[July 2016] Park Shinhyun, The Supreme Court Denies the Existence of Price-Fixing Agreement Among Instant Noodle (Ramyeon) Ente
The Supreme Court Denies the Existence of Price-Fixing Agreement Among Instant Noodle (Ramyeon)Enterprises
On December 24, 2015, the Supreme Court denied that instant noodle (Ramyeon) enterprises had reached a collusive agreement, reasoning that there was no significant evidence to corroborate the existence of such unlawful negotiation(2013Du25924).
The Monopoly Regulation and Fair Trade Act bans not only the explicit agreement but also the implicit agreement that restricts the fair competition. Also, in judicial precedent, the Supreme Court acknowledged the existence of an “agreement” as a requirement for improper cartel, when there was a substantial ground thateach enterprise had communicated their intentions(2012Du17421).
Furthermore, the Supreme Court stated that generally the exchange of information among companies is one of the convincing evidence of a prior agreement, as such exchange may well have served as trigger for aprice-fixing agreement,. That said, the Supreme Court noted that information exchange in itself should not be conceived as an illegal agreement restricting fair trade. Thus, the Supreme Court ordered the Seoul HighCourt to review the main agents, methods, time, aim and contents of the information exchanged and also the results and the impact thereof on the market, in order to decide whether there had been the type of an agreement prohibited by the Monopoly Regulation and Fair Trade Act
In the lower-court trial, the high court acknowledged that there were two to six occasions, where implicit agreements rigging the prices of instant noodles, following the initial explicit agreement on the subject matteramong such instant noodle enterprises (as Nongshim, Korea-Yakult, Ottoggi, and Samyang F&B). As a result of the high court decision, the instant noodle enterprises were supposed to pay fine for violating the fair trade regulation.

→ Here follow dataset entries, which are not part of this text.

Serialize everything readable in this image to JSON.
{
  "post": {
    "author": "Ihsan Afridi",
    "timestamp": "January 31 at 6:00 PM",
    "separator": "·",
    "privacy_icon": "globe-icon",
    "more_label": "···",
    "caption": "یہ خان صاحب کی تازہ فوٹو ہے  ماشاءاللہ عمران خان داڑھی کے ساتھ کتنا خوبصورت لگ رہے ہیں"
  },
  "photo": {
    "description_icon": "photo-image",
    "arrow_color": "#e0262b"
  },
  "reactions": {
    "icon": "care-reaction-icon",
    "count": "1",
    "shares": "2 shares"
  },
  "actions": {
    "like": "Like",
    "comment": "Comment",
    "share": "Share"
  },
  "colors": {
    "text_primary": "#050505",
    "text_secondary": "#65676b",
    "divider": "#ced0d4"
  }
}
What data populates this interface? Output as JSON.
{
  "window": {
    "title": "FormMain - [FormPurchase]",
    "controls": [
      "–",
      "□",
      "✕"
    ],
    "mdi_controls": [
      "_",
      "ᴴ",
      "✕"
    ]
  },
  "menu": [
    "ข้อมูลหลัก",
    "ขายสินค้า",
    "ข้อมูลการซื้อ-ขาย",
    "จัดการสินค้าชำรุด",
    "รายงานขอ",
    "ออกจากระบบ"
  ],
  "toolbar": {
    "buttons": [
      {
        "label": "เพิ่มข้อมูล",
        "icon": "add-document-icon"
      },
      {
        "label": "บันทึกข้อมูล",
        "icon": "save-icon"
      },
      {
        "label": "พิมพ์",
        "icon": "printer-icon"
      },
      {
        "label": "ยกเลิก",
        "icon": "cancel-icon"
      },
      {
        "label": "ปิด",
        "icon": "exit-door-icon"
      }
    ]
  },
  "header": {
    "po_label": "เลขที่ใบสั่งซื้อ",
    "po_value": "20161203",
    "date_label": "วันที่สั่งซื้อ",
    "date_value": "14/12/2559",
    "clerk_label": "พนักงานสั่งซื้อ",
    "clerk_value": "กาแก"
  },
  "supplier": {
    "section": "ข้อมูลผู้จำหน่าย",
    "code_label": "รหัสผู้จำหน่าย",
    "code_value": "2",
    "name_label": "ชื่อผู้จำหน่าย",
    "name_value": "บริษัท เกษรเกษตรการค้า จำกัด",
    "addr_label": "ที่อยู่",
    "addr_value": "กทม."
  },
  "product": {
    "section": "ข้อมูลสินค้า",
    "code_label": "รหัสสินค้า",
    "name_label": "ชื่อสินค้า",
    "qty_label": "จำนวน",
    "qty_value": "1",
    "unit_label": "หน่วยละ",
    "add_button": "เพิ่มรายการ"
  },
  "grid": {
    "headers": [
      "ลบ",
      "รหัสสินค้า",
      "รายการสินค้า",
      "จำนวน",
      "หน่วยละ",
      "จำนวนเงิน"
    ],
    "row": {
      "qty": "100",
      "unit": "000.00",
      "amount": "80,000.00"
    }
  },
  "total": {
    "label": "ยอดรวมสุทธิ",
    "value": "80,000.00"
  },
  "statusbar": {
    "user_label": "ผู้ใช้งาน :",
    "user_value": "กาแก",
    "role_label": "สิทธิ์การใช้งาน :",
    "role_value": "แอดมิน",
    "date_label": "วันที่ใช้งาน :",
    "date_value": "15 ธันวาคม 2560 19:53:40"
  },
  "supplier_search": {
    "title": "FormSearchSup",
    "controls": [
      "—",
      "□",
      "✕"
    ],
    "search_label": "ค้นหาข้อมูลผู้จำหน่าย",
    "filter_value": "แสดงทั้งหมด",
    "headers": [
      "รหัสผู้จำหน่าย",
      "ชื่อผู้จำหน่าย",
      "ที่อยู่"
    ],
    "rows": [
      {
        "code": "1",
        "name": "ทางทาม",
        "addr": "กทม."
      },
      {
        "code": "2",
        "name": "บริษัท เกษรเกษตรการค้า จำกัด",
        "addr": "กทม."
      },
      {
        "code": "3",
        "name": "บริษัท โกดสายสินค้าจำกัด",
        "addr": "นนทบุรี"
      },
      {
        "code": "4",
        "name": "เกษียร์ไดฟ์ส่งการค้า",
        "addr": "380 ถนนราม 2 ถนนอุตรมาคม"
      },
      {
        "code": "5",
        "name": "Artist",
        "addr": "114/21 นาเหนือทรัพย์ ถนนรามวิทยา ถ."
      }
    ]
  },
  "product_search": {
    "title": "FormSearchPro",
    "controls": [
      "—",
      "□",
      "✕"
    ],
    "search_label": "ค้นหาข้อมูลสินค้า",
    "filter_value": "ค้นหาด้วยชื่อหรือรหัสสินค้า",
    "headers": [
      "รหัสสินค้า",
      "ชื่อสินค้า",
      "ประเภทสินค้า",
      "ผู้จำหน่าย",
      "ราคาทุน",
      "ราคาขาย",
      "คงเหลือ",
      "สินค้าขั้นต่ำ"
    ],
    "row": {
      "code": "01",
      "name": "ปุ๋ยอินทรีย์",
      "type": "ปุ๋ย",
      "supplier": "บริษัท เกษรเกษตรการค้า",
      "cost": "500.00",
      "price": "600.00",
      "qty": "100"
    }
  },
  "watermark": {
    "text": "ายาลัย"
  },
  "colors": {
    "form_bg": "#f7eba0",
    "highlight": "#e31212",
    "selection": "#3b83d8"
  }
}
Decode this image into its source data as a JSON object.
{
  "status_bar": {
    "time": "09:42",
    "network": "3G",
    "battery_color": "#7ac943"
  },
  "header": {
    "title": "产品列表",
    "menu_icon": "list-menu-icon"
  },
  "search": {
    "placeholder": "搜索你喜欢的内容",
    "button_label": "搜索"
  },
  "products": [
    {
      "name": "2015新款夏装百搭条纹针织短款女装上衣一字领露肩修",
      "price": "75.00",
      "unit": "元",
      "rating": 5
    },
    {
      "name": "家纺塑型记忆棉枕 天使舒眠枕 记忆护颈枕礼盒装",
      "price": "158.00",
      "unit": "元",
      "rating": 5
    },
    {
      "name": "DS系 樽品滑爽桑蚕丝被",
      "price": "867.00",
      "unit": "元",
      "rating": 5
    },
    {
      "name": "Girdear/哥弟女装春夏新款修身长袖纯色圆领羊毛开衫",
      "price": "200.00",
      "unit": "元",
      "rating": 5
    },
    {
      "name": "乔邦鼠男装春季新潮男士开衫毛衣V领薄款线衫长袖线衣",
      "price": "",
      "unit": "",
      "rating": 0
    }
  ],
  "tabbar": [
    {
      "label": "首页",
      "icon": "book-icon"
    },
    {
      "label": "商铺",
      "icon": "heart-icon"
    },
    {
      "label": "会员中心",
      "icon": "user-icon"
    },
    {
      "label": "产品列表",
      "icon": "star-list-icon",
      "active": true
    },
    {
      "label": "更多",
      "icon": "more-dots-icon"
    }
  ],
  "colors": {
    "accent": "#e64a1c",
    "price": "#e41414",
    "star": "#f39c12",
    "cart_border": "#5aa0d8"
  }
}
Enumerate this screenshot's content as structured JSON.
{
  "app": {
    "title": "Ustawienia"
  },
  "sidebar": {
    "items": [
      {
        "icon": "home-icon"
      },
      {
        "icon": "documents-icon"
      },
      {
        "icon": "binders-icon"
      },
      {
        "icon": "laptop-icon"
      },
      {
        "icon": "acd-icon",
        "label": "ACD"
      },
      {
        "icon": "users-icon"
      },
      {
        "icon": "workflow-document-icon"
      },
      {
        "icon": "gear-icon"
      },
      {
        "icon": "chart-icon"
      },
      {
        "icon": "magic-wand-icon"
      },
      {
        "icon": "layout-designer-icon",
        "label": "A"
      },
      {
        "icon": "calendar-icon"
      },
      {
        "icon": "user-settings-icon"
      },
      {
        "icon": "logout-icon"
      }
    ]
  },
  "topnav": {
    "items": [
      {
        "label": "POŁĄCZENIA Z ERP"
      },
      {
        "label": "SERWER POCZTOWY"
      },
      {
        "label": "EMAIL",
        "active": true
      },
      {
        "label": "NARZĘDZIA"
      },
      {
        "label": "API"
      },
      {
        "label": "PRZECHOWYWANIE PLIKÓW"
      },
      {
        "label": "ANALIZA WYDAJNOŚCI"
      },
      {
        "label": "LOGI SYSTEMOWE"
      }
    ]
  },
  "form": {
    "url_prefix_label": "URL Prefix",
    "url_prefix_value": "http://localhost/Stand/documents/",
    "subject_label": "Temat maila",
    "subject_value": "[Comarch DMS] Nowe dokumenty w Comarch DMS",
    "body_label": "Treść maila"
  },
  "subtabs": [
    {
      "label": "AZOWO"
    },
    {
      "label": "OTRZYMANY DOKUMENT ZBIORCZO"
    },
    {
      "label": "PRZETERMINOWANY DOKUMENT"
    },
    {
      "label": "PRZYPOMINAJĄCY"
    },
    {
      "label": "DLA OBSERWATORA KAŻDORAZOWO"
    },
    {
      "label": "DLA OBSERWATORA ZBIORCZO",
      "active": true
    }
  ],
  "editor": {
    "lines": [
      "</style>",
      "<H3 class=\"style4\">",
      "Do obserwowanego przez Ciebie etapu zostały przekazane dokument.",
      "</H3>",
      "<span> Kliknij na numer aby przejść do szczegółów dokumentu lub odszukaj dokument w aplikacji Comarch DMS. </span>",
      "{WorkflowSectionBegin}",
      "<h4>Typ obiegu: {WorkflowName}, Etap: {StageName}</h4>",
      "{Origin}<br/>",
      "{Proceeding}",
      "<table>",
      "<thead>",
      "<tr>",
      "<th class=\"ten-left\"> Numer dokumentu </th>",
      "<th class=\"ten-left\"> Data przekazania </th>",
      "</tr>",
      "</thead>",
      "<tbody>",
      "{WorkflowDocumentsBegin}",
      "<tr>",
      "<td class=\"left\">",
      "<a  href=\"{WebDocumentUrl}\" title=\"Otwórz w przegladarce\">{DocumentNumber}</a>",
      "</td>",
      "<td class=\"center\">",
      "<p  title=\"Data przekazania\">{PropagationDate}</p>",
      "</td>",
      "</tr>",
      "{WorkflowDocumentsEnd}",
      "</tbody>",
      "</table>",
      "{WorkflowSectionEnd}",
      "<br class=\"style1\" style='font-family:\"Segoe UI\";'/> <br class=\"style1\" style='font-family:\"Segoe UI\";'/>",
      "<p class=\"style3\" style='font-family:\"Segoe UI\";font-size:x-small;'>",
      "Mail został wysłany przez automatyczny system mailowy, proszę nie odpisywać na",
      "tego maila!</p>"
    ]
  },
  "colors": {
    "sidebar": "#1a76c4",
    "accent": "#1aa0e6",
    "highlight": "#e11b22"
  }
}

However, the Supreme Court held as following. Firstly, the existence of the initial explicit agreementwas ungrounded since its contents were ambiguous and the impact thereof on the market was insignificant. Secondly, the information exchange among the companies after the initial agreement thus should not be considered to be extension of the aforementioned explicit agreement nor an implicit agreement. The SupremeCourt pointed out in detail that each enterprise had different rates of price increase and that the evidencesubmitted were not convincing enough to corroborate the existence of any actual negotiation on the alleged collusion. In conclusion, the decision of the lower-court trial was thrown out out by the Supreme Court due tothe lack of evidence.
On the contrary, several other countries ban information exchange among companies and even consider ita testament to an agreement prohibited by the law. For instance, the EU considers the information exchange to be the substantial proof of an illegal agreement, regardless of the contents and impacts thereof on the market. Moreover, Australia and Mexico ban information exchange through regulation. Consequently, a number ofcountries apply more strict regulations than South Korea does, concerning the issue of information exchangeamong competitors.